On Oct 24, 2003, Weezingreens from Seward, AK (Zone 3b) wrote:

Arugula has become a favorite among my gardening friends here in Alaska. The nutty taste is always a big hit. Quite good when used in the preparation of Oysters Rockefeller. If left to its own devises, arugula will self-seed here.


On Jun 27, 2003, WaWild1 from Bremerton, WA (Zone 8b) wrote:

Fabulous greens to add spice to salads, soups and stews. It is used in many dishes in Southern Italy. Fantastic on sausage and arugala pizza. Great with all kinds of sausage.

Very easy to grow..has tolerated my very dry and rocky soil. All parts of the plant except the roots are edible. Flowers have a much milder flavor


On Jan 24, 2003, lupinelover from Grove City, OH (Zone 6a) wrote:

Arugula is very popular in mesclun mixes. Seeds quickly sprout and grow.


On Aug 9, 2001, Lilith from Durham,
United Kingdom (Zone 8a) wrote:

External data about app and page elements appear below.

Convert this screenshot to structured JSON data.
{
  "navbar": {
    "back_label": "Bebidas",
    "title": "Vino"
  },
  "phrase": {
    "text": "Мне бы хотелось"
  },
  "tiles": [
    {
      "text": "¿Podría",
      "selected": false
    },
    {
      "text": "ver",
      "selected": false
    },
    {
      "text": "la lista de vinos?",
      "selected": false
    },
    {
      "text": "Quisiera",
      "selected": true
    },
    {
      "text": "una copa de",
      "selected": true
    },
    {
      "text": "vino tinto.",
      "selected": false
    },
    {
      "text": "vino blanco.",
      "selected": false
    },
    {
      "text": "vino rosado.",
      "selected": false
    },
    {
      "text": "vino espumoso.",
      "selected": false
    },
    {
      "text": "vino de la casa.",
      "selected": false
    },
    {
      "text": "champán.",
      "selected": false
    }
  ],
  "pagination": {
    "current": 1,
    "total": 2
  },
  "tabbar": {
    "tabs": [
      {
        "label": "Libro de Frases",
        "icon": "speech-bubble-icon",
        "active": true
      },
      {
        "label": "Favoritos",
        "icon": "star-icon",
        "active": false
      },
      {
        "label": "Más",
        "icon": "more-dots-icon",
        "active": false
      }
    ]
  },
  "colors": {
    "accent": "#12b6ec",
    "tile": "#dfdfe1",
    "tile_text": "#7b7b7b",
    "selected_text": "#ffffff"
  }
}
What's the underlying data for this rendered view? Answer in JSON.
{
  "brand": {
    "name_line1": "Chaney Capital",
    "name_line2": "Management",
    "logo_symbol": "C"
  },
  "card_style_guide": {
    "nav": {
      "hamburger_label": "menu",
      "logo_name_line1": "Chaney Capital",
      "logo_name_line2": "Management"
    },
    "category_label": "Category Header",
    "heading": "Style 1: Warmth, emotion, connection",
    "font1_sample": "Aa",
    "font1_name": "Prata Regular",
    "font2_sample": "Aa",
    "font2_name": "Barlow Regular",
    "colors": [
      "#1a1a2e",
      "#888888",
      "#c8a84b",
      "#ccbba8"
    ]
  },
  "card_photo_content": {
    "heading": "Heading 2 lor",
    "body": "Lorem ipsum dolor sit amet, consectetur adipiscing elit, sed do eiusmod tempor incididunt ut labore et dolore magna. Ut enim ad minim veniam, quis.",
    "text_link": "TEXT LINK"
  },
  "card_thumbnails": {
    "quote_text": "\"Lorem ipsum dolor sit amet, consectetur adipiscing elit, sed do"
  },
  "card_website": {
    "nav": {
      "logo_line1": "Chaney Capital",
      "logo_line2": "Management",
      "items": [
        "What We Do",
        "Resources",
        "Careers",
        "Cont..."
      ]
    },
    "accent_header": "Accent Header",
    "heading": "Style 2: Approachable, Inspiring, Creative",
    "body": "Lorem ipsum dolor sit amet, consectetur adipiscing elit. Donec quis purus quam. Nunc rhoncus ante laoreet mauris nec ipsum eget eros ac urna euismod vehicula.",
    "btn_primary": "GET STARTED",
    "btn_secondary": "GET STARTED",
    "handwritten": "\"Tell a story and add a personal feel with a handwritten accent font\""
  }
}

This is one of the most popular 'new' greens. Descriptions such as 'hot with a hint of nut' and 'spicy' are used to describe the unique flavor. It adds flavor and texture to salads, and can be added steamed or raw to Italian dishes and pizza.